Neuroon scans your brainwaves while you sleep to determine when you’ve entered deep REM sleep, at which point a series of lights will flash over your closed eyelids. With a bit of practice, you’ll be able to recognize this pattern, realize that you’re dreaming, and go lucid.
You know Rumpl? The company that makes those super rad outdoor blankets? Well, the founders are back with yet another brilliant idea: a high-performance outdoor blanket that doubles as a poncho. Think of it as a more versatile version of that mummy bag you probably lug around when you go camping or backpacking. It’s warm, lightweight, and packs down into a sack — but thanks to its clever design, you can use it for more than just sleeping in a tent. Slip your head through the top slit, and suddenly it becomes an ultra-warm poncho.
On the outside, the Puffy Poncho is constructed from super-premium 20D, rip-stop nylon with a water-resistant DWR shield. This not only makes it incredibly soft and breathable, but also rugged and tear-proof as well. The DWR coating makes Rumpl stain resistant, and also prevents odor and bacteria from building up. Inside, it’s filled with ultralight synthetic down that mimics natural down, but is lighter, extremely compressible, and completely washable.
Ever tried to sleep in late while camping (at a festival or elsewhere), only to wake up just a couple hours after the sun comes up because the temperature inside your tent has skyrocketed? You’re not alone. Hot tents have plagued campers and festival goers for decades, but now there’s finally a solution. The Ohnana tent, as it’s called it’s designed with special materials that block out sunlight and prevent your tent from becoming an oven.
It is all thanks to two reflective coatings that are placed atop two separate layers of 170T polyester. That, the Ohnana team says, allows the tent to reflect infrared light, which in turn keeps the inside of the tent and its inhabitants cool. And not only does it block the heat, but it also blocks the harsh rays of the morning sun, so you will not be rudely awakened by light in your eyes.
The tent also comes with windows so that you can allow the breeze in when appropriate.

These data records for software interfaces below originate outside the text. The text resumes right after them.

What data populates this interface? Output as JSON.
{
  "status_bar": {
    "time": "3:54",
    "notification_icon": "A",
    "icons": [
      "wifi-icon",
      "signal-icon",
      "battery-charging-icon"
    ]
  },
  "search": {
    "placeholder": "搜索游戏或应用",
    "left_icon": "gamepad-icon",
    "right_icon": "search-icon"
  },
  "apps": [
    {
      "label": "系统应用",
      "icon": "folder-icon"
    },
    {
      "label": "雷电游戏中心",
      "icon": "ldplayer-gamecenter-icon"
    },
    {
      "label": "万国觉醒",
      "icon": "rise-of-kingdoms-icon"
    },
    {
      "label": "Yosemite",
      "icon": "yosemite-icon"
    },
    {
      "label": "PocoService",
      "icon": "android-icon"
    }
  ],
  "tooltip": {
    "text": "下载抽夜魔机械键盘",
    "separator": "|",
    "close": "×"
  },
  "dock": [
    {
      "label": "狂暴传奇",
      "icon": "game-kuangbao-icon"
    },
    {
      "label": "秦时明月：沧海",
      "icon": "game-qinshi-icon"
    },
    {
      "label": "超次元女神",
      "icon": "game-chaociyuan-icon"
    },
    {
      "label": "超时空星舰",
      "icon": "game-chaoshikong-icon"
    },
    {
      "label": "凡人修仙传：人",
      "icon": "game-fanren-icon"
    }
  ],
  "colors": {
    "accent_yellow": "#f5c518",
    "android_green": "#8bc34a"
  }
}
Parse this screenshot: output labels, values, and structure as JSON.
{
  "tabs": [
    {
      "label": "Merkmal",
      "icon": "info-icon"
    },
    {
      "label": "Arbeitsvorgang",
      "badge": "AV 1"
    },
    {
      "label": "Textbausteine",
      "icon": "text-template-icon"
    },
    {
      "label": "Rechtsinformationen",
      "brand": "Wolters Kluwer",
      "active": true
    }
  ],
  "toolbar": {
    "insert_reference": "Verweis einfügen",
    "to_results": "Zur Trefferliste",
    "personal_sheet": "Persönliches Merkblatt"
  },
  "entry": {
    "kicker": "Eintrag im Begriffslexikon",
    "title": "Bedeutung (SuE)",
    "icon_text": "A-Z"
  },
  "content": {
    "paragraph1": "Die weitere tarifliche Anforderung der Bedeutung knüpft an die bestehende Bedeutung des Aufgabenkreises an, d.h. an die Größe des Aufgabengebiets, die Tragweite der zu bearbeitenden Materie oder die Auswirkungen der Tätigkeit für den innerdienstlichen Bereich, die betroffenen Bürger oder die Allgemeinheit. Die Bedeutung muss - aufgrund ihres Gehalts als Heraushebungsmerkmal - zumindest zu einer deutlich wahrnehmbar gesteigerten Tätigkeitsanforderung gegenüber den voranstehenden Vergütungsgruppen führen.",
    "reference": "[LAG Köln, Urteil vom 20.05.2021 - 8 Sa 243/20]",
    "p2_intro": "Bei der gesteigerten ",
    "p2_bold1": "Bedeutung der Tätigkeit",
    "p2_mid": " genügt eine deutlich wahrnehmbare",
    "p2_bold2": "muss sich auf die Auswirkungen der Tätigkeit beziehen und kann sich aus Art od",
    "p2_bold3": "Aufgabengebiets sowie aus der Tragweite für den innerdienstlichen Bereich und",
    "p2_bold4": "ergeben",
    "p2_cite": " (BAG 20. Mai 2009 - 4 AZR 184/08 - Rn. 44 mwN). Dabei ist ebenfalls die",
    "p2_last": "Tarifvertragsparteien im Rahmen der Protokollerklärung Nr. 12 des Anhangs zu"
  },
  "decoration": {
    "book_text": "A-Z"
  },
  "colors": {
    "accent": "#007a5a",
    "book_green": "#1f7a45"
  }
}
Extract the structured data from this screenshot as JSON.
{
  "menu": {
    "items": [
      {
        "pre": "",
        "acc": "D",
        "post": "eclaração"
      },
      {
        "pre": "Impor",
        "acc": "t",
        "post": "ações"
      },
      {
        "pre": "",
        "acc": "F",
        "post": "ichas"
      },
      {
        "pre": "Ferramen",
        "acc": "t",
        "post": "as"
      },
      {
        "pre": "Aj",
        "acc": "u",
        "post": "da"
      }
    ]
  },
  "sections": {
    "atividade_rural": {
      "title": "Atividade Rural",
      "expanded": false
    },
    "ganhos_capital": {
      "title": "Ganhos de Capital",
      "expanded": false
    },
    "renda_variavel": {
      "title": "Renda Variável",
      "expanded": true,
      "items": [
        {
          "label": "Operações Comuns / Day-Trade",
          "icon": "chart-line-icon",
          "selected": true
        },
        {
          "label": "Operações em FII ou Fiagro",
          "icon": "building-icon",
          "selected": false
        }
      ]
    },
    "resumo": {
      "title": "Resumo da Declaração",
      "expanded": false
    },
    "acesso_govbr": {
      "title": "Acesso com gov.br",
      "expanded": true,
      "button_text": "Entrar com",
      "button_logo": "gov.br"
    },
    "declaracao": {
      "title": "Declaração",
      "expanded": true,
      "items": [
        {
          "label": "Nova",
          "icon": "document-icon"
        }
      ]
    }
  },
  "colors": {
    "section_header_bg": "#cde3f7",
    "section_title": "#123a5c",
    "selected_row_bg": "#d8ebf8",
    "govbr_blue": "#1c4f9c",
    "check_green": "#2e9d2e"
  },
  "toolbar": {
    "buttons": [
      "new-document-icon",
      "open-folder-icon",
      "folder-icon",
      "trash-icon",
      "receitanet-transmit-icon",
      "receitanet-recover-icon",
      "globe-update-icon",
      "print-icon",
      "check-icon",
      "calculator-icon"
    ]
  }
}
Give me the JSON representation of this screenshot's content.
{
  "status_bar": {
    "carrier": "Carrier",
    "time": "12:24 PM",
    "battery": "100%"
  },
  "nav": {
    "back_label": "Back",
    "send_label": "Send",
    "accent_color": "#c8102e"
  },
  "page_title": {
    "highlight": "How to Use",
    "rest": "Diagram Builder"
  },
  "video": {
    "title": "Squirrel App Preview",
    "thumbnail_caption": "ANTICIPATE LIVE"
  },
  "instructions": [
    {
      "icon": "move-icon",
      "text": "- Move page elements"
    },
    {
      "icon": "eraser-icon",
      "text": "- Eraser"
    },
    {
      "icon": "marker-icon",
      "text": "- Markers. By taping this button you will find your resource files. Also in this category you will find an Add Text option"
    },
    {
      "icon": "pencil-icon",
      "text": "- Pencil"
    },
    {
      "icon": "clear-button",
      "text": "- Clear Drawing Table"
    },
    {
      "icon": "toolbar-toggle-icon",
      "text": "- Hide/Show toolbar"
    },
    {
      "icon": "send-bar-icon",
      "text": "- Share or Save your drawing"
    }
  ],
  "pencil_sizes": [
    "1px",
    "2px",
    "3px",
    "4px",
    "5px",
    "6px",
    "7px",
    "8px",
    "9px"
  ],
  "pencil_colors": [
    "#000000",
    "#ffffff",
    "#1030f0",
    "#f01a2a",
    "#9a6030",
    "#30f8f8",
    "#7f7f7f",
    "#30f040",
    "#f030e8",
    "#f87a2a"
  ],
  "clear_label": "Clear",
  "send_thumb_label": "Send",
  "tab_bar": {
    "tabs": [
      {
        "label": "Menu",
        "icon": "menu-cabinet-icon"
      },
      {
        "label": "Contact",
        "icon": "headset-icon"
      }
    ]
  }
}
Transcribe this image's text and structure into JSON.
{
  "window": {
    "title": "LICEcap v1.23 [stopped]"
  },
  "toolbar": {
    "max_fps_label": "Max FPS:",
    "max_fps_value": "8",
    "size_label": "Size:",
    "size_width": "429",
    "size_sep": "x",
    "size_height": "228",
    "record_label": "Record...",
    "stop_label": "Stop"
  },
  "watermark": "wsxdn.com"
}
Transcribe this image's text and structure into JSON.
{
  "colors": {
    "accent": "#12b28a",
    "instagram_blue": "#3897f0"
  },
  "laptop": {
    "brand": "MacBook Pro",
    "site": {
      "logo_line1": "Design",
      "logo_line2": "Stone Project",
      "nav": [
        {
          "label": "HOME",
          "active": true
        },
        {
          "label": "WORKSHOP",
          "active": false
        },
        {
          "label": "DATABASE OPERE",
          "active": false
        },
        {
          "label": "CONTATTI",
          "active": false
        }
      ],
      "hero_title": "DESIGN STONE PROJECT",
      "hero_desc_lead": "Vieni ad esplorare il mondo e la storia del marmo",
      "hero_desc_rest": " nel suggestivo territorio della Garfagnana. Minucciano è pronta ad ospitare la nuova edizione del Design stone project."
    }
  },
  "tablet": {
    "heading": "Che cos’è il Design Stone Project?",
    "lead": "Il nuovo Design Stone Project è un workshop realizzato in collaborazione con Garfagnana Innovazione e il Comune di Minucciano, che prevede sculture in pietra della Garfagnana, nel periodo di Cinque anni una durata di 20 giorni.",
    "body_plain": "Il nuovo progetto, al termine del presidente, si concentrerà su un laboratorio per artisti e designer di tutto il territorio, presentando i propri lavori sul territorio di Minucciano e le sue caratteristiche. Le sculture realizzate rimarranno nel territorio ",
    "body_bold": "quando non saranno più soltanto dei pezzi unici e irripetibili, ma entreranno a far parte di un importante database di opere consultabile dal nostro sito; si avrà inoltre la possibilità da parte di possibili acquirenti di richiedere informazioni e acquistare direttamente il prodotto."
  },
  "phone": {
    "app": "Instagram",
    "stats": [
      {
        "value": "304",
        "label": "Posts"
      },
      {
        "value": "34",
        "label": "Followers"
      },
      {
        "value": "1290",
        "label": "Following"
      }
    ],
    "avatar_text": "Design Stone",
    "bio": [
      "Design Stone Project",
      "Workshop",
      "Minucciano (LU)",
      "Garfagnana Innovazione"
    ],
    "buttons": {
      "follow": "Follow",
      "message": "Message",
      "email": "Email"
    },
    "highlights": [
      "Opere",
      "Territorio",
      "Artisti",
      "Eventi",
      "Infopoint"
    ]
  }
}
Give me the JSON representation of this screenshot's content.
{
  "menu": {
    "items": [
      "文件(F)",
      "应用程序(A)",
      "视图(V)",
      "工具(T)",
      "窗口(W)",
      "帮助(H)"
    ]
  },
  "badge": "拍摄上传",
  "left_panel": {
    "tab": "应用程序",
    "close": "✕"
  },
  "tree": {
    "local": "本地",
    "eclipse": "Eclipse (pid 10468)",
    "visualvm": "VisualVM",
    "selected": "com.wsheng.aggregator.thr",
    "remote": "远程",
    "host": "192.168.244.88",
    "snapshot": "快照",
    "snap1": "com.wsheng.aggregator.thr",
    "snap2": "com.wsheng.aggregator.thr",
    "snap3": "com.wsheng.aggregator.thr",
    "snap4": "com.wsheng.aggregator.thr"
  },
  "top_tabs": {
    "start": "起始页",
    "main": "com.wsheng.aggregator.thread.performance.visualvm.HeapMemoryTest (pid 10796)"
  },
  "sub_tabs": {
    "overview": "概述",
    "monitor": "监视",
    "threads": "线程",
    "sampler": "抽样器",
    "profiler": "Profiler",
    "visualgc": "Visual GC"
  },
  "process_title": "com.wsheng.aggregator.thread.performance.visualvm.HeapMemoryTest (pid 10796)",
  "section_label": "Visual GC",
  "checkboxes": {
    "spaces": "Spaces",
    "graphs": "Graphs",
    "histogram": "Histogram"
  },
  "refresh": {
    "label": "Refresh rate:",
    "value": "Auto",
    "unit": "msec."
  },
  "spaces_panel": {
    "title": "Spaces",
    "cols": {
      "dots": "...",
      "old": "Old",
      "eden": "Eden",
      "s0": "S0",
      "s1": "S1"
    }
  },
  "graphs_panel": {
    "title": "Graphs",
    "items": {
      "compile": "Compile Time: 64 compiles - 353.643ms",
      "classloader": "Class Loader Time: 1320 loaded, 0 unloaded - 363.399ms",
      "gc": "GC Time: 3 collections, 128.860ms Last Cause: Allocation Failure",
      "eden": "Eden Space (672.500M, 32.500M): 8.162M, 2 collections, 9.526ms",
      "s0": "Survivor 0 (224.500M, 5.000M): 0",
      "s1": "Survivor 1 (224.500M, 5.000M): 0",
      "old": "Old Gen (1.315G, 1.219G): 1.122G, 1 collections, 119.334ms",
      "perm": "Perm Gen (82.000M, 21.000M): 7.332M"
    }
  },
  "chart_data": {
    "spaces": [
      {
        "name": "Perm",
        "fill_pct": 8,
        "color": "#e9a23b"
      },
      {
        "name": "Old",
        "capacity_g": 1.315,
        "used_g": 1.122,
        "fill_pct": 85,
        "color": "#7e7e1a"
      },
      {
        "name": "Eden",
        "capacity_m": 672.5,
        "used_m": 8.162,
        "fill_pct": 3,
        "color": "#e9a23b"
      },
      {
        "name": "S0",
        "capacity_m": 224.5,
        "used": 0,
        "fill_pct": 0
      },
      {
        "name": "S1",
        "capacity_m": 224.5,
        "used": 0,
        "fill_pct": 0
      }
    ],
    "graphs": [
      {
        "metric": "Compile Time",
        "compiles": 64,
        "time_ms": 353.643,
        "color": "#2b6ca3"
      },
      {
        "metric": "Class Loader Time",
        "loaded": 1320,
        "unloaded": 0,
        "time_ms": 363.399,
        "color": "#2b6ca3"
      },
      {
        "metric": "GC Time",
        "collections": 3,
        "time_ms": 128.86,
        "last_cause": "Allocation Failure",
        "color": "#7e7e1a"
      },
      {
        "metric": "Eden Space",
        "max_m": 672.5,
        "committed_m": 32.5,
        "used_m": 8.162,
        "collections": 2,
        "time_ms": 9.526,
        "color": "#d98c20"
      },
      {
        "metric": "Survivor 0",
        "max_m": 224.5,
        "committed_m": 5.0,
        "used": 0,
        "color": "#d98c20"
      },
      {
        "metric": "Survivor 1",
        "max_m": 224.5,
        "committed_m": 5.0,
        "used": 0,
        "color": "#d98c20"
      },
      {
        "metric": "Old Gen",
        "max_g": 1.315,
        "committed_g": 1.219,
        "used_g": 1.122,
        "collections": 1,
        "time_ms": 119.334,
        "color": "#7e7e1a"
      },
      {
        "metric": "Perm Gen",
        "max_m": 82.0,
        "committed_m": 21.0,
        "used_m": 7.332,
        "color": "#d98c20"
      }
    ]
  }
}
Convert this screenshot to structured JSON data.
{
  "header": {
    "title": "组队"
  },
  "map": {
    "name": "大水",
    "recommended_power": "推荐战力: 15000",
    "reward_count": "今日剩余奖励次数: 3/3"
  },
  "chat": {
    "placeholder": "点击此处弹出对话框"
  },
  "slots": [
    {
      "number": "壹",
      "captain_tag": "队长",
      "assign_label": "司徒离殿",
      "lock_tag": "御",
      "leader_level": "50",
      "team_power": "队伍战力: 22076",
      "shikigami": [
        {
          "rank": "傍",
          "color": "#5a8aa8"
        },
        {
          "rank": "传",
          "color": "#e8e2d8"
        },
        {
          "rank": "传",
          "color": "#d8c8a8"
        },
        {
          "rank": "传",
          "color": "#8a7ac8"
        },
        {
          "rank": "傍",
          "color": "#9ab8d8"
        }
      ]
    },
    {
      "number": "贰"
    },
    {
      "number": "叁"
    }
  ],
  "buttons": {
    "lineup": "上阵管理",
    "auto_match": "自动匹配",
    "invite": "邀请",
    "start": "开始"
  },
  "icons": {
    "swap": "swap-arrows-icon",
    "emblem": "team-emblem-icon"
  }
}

And if there is no breeze to be had, rest assured that you can use the Ohnana tent’s built-in fans, which double in function as a source of light.